→ **What to do**: Print out all the records, word for word.
(Dataset extract Opens)
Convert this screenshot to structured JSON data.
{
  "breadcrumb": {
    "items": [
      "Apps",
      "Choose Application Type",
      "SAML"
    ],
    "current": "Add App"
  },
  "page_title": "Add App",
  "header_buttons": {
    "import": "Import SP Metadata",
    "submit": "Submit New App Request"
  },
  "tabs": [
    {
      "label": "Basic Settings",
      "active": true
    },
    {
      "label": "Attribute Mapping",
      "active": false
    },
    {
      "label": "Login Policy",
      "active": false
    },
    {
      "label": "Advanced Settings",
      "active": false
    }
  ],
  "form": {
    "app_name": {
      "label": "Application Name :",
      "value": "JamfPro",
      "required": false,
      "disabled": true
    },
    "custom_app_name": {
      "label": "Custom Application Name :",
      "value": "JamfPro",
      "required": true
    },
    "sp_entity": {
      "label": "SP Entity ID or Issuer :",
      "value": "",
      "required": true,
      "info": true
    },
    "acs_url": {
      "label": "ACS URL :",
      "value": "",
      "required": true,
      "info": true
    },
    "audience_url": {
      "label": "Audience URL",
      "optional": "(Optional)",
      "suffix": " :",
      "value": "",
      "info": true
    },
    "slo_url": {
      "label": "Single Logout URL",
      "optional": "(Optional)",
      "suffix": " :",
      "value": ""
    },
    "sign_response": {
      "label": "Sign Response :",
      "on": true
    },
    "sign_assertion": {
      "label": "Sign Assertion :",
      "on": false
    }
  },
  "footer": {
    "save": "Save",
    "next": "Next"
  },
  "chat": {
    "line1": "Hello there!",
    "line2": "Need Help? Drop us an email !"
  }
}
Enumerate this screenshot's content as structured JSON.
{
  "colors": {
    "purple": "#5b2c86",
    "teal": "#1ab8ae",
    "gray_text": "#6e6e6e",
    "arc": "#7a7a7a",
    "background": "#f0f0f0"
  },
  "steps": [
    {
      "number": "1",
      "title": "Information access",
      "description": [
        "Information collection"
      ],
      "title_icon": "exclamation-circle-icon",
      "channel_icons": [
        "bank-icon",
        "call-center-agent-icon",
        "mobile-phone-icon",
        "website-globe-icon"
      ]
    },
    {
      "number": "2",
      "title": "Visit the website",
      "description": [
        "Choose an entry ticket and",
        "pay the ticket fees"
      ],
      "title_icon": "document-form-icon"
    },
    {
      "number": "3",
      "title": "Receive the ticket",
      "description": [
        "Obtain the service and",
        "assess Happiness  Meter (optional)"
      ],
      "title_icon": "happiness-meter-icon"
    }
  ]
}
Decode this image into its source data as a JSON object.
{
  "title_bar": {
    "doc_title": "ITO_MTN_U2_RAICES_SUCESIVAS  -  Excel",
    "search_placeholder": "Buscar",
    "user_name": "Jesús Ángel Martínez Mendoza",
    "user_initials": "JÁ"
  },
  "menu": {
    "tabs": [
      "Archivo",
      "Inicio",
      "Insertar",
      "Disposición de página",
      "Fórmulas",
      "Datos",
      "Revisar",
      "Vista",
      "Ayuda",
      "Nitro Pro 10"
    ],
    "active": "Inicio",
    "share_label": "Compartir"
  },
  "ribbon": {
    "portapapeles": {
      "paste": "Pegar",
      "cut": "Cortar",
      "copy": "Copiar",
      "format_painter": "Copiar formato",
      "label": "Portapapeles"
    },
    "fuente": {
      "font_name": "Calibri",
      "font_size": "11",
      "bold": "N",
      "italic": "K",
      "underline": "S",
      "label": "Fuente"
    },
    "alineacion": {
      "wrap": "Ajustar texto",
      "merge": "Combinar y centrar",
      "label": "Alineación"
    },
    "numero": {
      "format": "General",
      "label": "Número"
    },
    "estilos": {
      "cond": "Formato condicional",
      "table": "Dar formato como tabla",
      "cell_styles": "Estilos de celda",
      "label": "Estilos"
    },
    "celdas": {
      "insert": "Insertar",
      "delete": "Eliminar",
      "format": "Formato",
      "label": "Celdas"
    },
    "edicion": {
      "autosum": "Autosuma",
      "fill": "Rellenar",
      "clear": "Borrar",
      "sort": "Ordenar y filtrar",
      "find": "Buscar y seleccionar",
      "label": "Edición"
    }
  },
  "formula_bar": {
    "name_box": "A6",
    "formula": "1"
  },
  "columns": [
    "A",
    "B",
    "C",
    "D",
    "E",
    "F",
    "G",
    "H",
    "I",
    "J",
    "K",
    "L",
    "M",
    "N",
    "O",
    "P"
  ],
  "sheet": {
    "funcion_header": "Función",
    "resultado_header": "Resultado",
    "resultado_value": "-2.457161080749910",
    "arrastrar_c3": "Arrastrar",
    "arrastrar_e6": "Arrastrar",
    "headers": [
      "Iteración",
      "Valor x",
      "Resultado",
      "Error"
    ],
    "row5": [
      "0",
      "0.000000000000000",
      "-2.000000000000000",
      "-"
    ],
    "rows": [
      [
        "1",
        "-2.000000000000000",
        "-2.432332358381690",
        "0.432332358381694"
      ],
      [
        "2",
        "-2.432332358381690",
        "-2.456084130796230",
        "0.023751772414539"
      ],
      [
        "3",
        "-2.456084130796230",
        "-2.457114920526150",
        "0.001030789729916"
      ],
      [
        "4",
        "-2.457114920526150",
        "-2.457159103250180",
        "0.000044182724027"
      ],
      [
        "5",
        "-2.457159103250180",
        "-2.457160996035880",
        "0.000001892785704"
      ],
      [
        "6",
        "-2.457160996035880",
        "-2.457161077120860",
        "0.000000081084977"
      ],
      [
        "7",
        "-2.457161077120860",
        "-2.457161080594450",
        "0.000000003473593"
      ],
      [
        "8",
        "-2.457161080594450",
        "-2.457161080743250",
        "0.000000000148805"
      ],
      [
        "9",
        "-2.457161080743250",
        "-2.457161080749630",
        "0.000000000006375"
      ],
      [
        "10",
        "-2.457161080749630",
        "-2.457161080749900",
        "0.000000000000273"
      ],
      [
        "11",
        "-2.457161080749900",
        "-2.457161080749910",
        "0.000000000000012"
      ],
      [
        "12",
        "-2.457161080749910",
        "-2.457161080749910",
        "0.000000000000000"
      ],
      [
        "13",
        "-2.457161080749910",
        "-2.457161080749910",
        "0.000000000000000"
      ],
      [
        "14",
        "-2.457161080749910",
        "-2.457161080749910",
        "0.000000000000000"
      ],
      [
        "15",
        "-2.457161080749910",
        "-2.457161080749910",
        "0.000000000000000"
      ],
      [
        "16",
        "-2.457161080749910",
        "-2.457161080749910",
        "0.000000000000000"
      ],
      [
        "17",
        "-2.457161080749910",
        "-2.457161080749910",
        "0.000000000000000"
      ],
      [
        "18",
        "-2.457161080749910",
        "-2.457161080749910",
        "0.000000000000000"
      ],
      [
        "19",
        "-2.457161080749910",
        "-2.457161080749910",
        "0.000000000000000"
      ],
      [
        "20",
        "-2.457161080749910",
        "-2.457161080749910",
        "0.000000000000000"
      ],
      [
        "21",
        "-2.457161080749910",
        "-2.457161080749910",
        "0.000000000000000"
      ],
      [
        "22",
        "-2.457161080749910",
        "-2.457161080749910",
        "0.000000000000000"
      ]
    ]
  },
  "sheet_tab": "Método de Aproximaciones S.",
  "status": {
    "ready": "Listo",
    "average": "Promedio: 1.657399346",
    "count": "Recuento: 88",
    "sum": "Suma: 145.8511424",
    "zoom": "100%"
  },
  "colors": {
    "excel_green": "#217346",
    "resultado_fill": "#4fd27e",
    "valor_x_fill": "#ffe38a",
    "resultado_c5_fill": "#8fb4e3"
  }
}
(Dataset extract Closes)
→ **Response to this exercise**:
Convert this screenshot to structured JSON data.
{
  "breadcrumb": {
    "items": [
      "Apps",
      "Choose Application Type",
      "SAML"
    ],
    "current": "Add App"
  },
  "page_title": "Add App",
  "header_buttons": {
    "import": "Import SP Metadata",
    "submit": "Submit New App Request"
  },
  "tabs": [
    {
      "label": "Basic Settings",
      "active": true
    },
    {
      "label": "Attribute Mapping",
      "active": false
    },
    {
      "label": "Login Policy",
      "active": false
    },
    {
      "label": "Advanced Settings",
      "active": false
    }
  ],
  "form": {
    "app_name": {
      "label": "Application Name :",
      "value": "JamfPro",
      "required": false,
      "disabled": true
    },
    "custom_app_name": {
      "label": "Custom Application Name :",
      "value": "JamfPro",
      "required": true
    },
    "sp_entity": {
      "label": "SP Entity ID or Issuer :",
      "value": "",
      "required": true,
      "info": true
    },
    "acs_url": {
      "label": "ACS URL :",
      "value": "",
      "required": true,
      "info": true
    },
    "audience_url": {
      "label": "Audience URL",
      "optional": "(Optional)",
      "suffix": " :",
      "value": "",
      "info": true
    },
    "slo_url": {
      "label": "Single Logout URL",
      "optional": "(Optional)",
      "suffix": " :",
      "value": ""
    },
    "sign_response": {
      "label": "Sign Response :",
      "on": true
    },
    "sign_assertion": {
      "label": "Sign Assertion :",
      "on": false
    }
  },
  "footer": {
    "save": "Save",
    "next": "Next"
  },
  "chat": {
    "line1": "Hello there!",
    "line2": "Need Help? Drop us an email !"
  }
}
Enumerate this screenshot's content as structured JSON.
{
  "colors": {
    "purple": "#5b2c86",
    "teal": "#1ab8ae",
    "gray_text": "#6e6e6e",
    "arc": "#7a7a7a",
    "background": "#f0f0f0"
  },
  "steps": [
    {
      "number": "1",
      "title": "Information access",
      "description": [
        "Information collection"
      ],
      "title_icon": "exclamation-circle-icon",
      "channel_icons": [
        "bank-icon",
        "call-center-agent-icon",
        "mobile-phone-icon",
        "website-globe-icon"
      ]
    },
    {
      "number": "2",
      "title": "Visit the website",
      "description": [
        "Choose an entry ticket and",
        "pay the ticket fees"
      ],
      "title_icon": "document-form-icon"
    },
    {
      "number": "3",
      "title": "Receive the ticket",
      "description": [
        "Obtain the service and",
        "assess Happiness  Meter (optional)"
      ],
      "title_icon": "happiness-meter-icon"
    }
  ]
}
Decode this image into its source data as a JSON object.
{
  "title_bar": {
    "doc_title": "ITO_MTN_U2_RAICES_SUCESIVAS  -  Excel",
    "search_placeholder": "Buscar",
    "user_name": "Jesús Ángel Martínez Mendoza",
    "user_initials": "JÁ"
  },
  "menu": {
    "tabs": [
      "Archivo",
      "Inicio",
      "Insertar",
      "Disposición de página",
      "Fórmulas",
      "Datos",
      "Revisar",
      "Vista",
      "Ayuda",
      "Nitro Pro 10"
    ],
    "active": "Inicio",
    "share_label": "Compartir"
  },
  "ribbon": {
    "portapapeles": {
      "paste": "Pegar",
      "cut": "Cortar",
      "copy": "Copiar",
      "format_painter": "Copiar formato",
      "label": "Portapapeles"
    },
    "fuente": {
      "font_name": "Calibri",
      "font_size": "11",
      "bold": "N",
      "italic": "K",
      "underline": "S",
      "label": "Fuente"
    },
    "alineacion": {
      "wrap": "Ajustar texto",
      "merge": "Combinar y centrar",
      "label": "Alineación"
    },
    "numero": {
      "format": "General",
      "label": "Número"
    },
    "estilos": {
      "cond": "Formato condicional",
      "table": "Dar formato como tabla",
      "cell_styles": "Estilos de celda",
      "label": "Estilos"
    },
    "celdas": {
      "insert": "Insertar",
      "delete": "Eliminar",
      "format": "Formato",
      "label": "Celdas"
    },
    "edicion": {
      "autosum": "Autosuma",
      "fill": "Rellenar",
      "clear": "Borrar",
      "sort": "Ordenar y filtrar",
      "find": "Buscar y seleccionar",
      "label": "Edición"
    }
  },
  "formula_bar": {
    "name_box": "A6",
    "formula": "1"
  },
  "columns": [
    "A",
    "B",
    "C",
    "D",
    "E",
    "F",
    "G",
    "H",
    "I",
    "J",
    "K",
    "L",
    "M",
    "N",
    "O",
    "P"
  ],
  "sheet": {
    "funcion_header": "Función",
    "resultado_header": "Resultado",
    "resultado_value": "-2.457161080749910",
    "arrastrar_c3": "Arrastrar",
    "arrastrar_e6": "Arrastrar",
    "headers": [
      "Iteración",
      "Valor x",
      "Resultado",
      "Error"
    ],
    "row5": [
      "0",
      "0.000000000000000",
      "-2.000000000000000",
      "-"
    ],
    "rows": [
      [
        "1",
        "-2.000000000000000",
        "-2.432332358381690",
        "0.432332358381694"
      ],
      [
        "2",
        "-2.432332358381690",
        "-2.456084130796230",
        "0.023751772414539"
      ],
      [
        "3",
        "-2.456084130796230",
        "-2.457114920526150",
        "0.001030789729916"
      ],
      [
        "4",
        "-2.457114920526150",
        "-2.457159103250180",
        "0.000044182724027"
      ],
      [
        "5",
        "-2.457159103250180",
        "-2.457160996035880",
        "0.000001892785704"
      ],
      [
        "6",
        "-2.457160996035880",
        "-2.457161077120860",
        "0.000000081084977"
      ],
      [
        "7",
        "-2.457161077120860",
        "-2.457161080594450",
        "0.000000003473593"
      ],
      [
        "8",
        "-2.457161080594450",
        "-2.457161080743250",
        "0.000000000148805"
      ],
      [
        "9",
        "-2.457161080743250",
        "-2.457161080749630",
        "0.000000000006375"
      ],
      [
        "10",
        "-2.457161080749630",
        "-2.457161080749900",
        "0.000000000000273"
      ],
      [
        "11",
        "-2.457161080749900",
        "-2.457161080749910",
        "0.000000000000012"
      ],
      [
        "12",
        "-2.457161080749910",
        "-2.457161080749910",
        "0.000000000000000"
      ],
      [
        "13",
        "-2.457161080749910",
        "-2.457161080749910",
        "0.000000000000000"
      ],
      [
        "14",
        "-2.457161080749910",
        "-2.457161080749910",
        "0.000000000000000"
      ],
      [
        "15",
        "-2.457161080749910",
        "-2.457161080749910",
        "0.000000000000000"
      ],
      [
        "16",
        "-2.457161080749910",
        "-2.457161080749910",
        "0.000000000000000"
      ],
      [
        "17",
        "-2.457161080749910",
        "-2.457161080749910",
        "0.000000000000000"
      ],
      [
        "18",
        "-2.457161080749910",
        "-2.457161080749910",
        "0.000000000000000"
      ],
      [
        "19",
        "-2.457161080749910",
        "-2.457161080749910",
        "0.000000000000000"
      ],
      [
        "20",
        "-2.457161080749910",
        "-2.457161080749910",
        "0.000000000000000"
      ],
      [
        "21",
        "-2.457161080749910",
        "-2.457161080749910",
        "0.000000000000000"
      ],
      [
        "22",
        "-2.457161080749910",
        "-2.457161080749910",
        "0.000000000000000"
      ]
    ]
  },
  "sheet_tab": "Método de Aproximaciones S.",
  "status": {
    "ready": "Listo",
    "average": "Promedio: 1.657399346",
    "count": "Recuento: 88",
    "sum": "Suma: 145.8511424",
    "zoom": "100%"
  },
  "colors": {
    "excel_green": "#217346",
    "resultado_fill": "#4fd27e",
    "valor_x_fill": "#ffe38a",
    "resultado_c5_fill": "#8fb4e3"
  }
}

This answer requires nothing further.